- **WHAT IS NEEDED**
What lines below hold the string "Green"? Copy them all.

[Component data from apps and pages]
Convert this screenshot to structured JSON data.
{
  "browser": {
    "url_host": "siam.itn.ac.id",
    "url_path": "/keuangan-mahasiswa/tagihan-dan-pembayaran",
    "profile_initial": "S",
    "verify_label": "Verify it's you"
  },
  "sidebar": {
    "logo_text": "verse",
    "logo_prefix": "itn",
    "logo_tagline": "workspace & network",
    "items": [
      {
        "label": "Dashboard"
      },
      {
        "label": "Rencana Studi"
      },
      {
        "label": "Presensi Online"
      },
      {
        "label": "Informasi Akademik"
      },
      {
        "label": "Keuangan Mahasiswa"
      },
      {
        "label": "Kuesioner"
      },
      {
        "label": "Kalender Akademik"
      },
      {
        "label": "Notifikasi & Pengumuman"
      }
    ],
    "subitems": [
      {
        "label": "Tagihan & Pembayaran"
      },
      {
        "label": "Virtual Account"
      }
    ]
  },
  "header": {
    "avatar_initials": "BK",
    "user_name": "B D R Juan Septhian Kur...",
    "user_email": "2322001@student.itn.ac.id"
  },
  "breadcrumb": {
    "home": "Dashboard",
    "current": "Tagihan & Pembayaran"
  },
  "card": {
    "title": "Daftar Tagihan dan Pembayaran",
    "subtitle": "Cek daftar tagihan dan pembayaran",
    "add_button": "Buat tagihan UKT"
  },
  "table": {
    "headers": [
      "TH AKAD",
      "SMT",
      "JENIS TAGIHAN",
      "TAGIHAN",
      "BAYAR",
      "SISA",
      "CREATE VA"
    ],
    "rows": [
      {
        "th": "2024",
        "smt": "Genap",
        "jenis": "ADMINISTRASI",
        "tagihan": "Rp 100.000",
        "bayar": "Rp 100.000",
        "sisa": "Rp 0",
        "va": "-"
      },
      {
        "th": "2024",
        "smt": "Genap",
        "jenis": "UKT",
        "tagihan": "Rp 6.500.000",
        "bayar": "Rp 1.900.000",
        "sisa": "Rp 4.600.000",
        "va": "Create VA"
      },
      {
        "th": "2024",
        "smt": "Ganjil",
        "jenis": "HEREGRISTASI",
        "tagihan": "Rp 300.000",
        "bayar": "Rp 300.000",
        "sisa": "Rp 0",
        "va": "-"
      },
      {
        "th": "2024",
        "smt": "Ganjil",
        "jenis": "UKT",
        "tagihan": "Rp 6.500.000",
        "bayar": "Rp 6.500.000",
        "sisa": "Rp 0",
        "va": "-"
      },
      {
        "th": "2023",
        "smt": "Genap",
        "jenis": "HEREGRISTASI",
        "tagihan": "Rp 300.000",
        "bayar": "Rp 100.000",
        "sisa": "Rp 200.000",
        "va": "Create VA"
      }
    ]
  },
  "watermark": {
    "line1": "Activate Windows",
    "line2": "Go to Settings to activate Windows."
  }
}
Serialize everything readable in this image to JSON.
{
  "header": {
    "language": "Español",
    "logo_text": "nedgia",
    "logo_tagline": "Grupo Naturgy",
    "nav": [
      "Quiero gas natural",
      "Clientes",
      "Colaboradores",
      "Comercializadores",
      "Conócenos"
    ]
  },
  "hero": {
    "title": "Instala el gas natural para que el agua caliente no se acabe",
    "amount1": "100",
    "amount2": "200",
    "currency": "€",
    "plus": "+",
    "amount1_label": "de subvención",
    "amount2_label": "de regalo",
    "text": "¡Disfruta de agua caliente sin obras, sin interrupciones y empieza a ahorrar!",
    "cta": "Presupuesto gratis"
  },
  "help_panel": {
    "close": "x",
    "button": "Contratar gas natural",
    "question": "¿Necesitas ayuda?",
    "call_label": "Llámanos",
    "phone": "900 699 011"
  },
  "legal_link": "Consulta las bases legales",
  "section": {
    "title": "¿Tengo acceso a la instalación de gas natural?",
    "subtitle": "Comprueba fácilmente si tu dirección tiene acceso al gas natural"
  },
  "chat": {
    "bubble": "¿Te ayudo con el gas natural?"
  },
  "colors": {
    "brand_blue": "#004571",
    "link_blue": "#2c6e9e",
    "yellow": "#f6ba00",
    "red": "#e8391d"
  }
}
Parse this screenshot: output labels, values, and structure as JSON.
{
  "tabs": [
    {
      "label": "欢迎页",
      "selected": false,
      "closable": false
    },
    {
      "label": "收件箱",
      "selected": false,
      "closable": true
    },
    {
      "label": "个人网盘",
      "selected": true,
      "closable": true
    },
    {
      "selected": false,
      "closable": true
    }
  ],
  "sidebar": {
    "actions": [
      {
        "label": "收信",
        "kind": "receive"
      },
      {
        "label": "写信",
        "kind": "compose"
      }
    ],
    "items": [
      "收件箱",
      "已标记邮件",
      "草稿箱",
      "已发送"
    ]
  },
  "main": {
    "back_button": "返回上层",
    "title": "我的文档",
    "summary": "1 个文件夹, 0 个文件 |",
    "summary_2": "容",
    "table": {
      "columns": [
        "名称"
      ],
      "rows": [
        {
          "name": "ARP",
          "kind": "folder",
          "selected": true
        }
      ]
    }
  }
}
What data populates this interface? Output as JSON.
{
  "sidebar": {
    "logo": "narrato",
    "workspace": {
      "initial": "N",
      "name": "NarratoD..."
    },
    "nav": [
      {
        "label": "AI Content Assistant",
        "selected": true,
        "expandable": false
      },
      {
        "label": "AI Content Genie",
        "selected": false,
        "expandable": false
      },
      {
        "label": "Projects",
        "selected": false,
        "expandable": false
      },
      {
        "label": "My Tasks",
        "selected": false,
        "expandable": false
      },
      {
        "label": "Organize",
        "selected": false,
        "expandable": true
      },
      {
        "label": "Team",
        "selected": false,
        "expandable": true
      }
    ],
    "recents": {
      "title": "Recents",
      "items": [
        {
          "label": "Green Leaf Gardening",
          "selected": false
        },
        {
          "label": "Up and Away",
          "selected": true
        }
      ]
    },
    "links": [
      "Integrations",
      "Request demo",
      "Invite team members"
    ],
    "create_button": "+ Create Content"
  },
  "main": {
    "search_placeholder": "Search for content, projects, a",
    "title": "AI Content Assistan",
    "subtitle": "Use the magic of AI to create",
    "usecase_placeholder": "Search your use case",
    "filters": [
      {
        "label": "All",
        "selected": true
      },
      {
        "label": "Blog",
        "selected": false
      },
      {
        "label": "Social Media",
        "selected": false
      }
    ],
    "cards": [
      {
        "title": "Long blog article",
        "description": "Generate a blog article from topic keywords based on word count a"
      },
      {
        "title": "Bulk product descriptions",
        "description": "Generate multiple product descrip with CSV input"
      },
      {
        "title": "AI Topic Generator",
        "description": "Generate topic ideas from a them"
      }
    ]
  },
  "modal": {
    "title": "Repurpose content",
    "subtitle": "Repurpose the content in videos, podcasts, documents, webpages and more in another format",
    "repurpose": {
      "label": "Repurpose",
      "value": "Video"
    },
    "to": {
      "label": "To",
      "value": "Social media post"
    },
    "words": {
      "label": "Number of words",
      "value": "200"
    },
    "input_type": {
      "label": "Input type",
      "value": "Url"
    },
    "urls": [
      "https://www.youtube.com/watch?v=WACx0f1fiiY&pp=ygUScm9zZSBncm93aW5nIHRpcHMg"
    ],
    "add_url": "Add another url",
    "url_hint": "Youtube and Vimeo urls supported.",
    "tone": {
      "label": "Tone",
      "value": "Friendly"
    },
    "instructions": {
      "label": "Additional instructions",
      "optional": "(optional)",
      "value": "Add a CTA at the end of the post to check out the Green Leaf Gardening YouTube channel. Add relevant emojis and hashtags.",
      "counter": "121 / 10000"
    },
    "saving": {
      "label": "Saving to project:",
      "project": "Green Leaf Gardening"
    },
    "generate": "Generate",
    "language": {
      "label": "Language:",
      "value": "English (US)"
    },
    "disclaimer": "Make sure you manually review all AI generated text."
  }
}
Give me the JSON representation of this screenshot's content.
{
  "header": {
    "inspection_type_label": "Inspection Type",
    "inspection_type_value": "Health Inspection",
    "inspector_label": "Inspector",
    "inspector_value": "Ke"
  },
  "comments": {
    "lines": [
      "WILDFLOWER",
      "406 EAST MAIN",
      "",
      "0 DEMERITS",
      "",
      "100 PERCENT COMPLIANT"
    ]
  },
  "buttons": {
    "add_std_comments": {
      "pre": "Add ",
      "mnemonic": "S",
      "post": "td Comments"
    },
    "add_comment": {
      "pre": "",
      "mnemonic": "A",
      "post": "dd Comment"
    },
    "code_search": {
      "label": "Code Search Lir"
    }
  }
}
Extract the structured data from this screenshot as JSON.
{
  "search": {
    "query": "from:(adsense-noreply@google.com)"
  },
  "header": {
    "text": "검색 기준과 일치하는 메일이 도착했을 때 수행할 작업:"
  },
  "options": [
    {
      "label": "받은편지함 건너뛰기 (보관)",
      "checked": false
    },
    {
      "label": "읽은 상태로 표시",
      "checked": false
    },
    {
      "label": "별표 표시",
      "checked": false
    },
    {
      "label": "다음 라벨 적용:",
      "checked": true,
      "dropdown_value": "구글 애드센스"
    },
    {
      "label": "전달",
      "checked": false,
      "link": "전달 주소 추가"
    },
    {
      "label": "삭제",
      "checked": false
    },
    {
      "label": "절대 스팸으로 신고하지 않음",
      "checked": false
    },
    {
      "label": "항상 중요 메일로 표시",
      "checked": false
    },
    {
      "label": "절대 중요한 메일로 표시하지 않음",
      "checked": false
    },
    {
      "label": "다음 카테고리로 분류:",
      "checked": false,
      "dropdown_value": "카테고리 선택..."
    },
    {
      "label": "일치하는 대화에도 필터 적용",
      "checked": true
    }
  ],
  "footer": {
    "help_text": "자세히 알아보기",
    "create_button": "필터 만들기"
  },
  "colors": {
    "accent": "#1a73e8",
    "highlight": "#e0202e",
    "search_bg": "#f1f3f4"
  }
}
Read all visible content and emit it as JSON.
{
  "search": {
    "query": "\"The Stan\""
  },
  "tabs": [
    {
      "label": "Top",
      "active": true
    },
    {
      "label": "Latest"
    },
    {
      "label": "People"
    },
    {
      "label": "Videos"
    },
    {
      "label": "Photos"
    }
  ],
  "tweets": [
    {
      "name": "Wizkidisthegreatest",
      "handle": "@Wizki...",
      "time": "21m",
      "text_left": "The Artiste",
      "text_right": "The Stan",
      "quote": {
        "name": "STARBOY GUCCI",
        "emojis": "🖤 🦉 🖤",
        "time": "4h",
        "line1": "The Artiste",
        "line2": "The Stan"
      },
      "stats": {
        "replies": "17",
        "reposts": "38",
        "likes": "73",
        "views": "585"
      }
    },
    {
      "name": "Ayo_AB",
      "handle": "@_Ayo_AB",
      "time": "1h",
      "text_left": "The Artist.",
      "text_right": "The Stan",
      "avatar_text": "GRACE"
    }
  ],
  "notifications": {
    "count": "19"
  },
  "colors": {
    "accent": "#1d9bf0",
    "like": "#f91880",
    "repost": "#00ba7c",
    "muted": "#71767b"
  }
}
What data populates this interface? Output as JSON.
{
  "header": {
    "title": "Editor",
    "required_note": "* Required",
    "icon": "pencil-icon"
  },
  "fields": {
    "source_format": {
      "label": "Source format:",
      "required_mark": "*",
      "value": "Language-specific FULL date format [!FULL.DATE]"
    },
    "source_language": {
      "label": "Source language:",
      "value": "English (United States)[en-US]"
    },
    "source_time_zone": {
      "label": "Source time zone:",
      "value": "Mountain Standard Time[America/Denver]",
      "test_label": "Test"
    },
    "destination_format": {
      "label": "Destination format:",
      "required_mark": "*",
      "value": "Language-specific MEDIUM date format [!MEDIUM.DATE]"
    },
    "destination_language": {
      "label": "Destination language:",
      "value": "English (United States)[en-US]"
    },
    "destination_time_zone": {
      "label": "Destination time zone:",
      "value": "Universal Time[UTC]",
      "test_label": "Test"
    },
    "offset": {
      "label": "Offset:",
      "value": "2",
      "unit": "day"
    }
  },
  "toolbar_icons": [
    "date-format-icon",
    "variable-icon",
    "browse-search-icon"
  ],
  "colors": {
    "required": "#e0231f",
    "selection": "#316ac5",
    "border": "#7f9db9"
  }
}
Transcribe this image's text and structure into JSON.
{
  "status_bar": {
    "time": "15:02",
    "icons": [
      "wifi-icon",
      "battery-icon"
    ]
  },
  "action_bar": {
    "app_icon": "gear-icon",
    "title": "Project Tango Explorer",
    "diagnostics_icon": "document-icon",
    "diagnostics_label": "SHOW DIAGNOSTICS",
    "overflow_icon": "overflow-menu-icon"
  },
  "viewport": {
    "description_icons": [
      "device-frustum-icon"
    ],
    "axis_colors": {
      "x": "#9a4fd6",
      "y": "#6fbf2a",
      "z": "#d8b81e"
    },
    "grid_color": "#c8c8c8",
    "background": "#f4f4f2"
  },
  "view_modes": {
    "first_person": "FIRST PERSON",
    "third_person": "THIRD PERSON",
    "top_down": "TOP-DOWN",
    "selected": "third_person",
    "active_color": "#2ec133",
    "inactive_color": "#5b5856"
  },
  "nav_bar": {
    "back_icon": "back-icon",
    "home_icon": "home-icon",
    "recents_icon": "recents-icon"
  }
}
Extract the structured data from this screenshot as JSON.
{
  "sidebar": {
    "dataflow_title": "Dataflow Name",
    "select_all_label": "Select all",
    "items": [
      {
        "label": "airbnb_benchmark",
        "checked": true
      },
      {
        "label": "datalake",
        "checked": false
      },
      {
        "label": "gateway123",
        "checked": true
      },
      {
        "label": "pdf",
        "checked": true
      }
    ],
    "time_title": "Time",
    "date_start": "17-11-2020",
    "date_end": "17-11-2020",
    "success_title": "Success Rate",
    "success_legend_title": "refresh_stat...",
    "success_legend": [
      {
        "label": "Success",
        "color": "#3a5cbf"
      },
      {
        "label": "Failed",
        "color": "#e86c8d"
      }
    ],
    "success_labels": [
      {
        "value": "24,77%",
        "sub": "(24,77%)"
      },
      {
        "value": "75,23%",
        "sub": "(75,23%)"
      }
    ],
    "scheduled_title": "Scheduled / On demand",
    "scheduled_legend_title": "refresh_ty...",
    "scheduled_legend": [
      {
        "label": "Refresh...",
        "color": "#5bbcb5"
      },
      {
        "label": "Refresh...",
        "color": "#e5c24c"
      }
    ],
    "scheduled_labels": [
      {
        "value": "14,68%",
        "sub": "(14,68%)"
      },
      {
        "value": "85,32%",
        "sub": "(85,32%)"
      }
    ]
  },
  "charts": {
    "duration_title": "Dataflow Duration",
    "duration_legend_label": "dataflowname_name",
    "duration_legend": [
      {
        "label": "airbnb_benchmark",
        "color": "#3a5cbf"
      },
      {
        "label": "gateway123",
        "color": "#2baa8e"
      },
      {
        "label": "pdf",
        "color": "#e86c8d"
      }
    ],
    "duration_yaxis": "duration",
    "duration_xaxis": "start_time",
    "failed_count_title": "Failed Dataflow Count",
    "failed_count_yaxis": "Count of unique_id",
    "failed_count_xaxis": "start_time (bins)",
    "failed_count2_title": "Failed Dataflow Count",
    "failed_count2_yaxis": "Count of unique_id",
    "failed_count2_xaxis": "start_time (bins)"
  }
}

- **ANSWER TO THE PROBLEM**
          "label": "Green Leaf Gardening",
      "value": "Add a CTA at the end of the post to check out the Green Leaf Gardening YouTube channel. Add relevant emojis and hashtags.",
      "project": "Green Leaf Gardening"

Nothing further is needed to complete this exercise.